■ Task objective
Return the entries below word for word. No picture belongs in the copy.

** Opening Provided material block **

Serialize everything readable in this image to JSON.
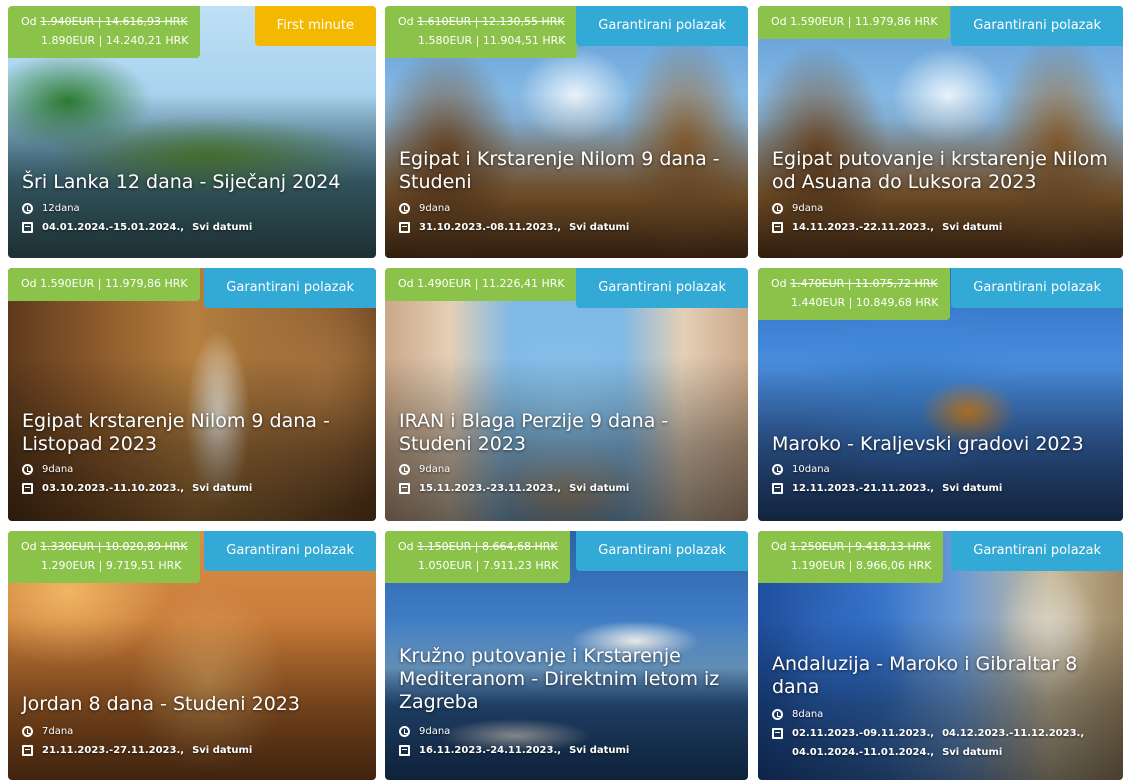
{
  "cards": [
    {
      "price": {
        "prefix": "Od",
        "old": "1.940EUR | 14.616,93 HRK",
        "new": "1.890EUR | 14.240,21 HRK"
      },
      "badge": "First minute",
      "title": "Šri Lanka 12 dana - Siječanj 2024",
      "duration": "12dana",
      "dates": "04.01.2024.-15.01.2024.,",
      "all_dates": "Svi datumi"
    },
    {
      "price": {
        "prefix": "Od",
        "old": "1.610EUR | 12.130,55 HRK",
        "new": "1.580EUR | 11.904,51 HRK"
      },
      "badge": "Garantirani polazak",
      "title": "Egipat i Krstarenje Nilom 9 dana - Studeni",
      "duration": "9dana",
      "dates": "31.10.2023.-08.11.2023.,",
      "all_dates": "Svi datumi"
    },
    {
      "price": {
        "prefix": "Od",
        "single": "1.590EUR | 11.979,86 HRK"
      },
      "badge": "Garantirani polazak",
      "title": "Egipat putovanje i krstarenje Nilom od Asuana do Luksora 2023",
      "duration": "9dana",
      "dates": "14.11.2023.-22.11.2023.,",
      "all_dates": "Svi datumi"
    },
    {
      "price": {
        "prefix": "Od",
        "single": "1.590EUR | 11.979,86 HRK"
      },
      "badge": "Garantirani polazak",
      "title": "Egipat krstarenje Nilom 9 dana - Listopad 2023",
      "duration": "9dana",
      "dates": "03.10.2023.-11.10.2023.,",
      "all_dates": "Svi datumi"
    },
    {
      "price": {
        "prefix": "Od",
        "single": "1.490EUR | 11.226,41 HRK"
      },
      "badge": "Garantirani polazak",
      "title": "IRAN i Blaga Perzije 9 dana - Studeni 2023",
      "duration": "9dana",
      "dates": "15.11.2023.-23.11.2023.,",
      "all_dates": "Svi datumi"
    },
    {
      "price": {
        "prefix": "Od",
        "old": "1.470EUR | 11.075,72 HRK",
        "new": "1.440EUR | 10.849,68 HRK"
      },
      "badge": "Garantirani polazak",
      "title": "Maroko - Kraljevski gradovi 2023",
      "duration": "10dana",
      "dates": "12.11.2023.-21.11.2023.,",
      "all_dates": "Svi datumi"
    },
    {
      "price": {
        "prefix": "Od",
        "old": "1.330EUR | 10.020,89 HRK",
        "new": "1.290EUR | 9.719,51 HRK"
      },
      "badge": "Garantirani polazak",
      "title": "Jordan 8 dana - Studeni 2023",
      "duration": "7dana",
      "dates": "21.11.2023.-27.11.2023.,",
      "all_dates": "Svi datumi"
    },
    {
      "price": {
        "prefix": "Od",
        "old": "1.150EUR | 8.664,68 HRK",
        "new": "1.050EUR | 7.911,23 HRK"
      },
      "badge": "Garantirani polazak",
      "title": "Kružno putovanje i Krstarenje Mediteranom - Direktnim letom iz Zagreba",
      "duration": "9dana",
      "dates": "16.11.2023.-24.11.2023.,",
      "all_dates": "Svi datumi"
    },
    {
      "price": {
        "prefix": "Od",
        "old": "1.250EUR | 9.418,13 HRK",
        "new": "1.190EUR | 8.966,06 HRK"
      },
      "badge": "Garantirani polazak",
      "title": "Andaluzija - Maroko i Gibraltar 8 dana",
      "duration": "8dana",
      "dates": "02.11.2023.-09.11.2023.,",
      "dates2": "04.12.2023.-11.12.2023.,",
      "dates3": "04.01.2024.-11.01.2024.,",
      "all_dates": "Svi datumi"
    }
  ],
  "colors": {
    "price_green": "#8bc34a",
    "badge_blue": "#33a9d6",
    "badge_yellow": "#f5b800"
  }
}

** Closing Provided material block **

■ Written solution
Serialize everything readable in this image to JSON.
{
  "cards": [
    {
      "price": {
        "prefix": "Od",
        "old": "1.940EUR | 14.616,93 HRK",
        "new": "1.890EUR | 14.240,21 HRK"
      },
      "badge": "First minute",
      "title": "Šri Lanka 12 dana - Siječanj 2024",
      "duration": "12dana",
      "dates": "04.01.2024.-15.01.2024.,",
      "all_dates": "Svi datumi"
    },
    {
      "price": {
        "prefix": "Od",
        "old": "1.610EUR | 12.130,55 HRK",
        "new": "1.580EUR | 11.904,51 HRK"
      },
      "badge": "Garantirani polazak",
      "title": "Egipat i Krstarenje Nilom 9 dana - Studeni",
      "duration": "9dana",
      "dates": "31.10.2023.-08.11.2023.,",
      "all_dates": "Svi datumi"
    },
    {
      "price": {
        "prefix": "Od",
        "single": "1.590EUR | 11.979,86 HRK"
      },
      "badge": "Garantirani polazak",
      "title": "Egipat putovanje i krstarenje Nilom od Asuana do Luksora 2023",
      "duration": "9dana",
      "dates": "14.11.2023.-22.11.2023.,",
      "all_dates": "Svi datumi"
    },
    {
      "price": {
        "prefix": "Od",
        "single": "1.590EUR | 11.979,86 HRK"
      },
      "badge": "Garantirani polazak",
      "title": "Egipat krstarenje Nilom 9 dana - Listopad 2023",
      "duration": "9dana",
      "dates": "03.10.2023.-11.10.2023.,",
      "all_dates": "Svi datumi"
    },
    {
      "price": {
        "prefix": "Od",
        "single": "1.490EUR | 11.226,41 HRK"
      },
      "badge": "Garantirani polazak",
      "title": "IRAN i Blaga Perzije 9 dana - Studeni 2023",
      "duration": "9dana",
      "dates": "15.11.2023.-23.11.2023.,",
      "all_dates": "Svi datumi"
    },
    {
      "price": {
        "prefix": "Od",
        "old": "1.470EUR | 11.075,72 HRK",
        "new": "1.440EUR | 10.849,68 HRK"
      },
      "badge": "Garantirani polazak",
      "title": "Maroko - Kraljevski gradovi 2023",
      "duration": "10dana",
      "dates": "12.11.2023.-21.11.2023.,",
      "all_dates": "Svi datumi"
    },
    {
      "price": {
        "prefix": "Od",
        "old": "1.330EUR | 10.020,89 HRK",
        "new": "1.290EUR | 9.719,51 HRK"
      },
      "badge": "Garantirani polazak",
      "title": "Jordan 8 dana - Studeni 2023",
      "duration": "7dana",
      "dates": "21.11.2023.-27.11.2023.,",
      "all_dates": "Svi datumi"
    },
    {
      "price": {
        "prefix": "Od",
        "old": "1.150EUR | 8.664,68 HRK",
        "new": "1.050EUR | 7.911,23 HRK"
      },
      "badge": "Garantirani polazak",
      "title": "Kružno putovanje i Krstarenje Mediteranom - Direktnim letom iz Zagreba",
      "duration": "9dana",
      "dates": "16.11.2023.-24.11.2023.,",
      "all_dates": "Svi datumi"
    },
    {
      "price": {
        "prefix": "Od",
        "old": "1.250EUR | 9.418,13 HRK",
        "new": "1.190EUR | 8.966,06 HRK"
      },
      "badge": "Garantirani polazak",
      "title": "Andaluzija - Maroko i Gibraltar 8 dana",
      "duration": "8dana",
      "dates": "02.11.2023.-09.11.2023.,",
      "dates2": "04.12.2023.-11.12.2023.,",
      "dates3": "04.01.2024.-11.01.2024.,",
      "all_dates": "Svi datumi"
    }
  ],
  "colors": {
    "price_green": "#8bc34a",
    "badge_blue": "#33a9d6",
    "badge_yellow": "#f5b800"
  }
}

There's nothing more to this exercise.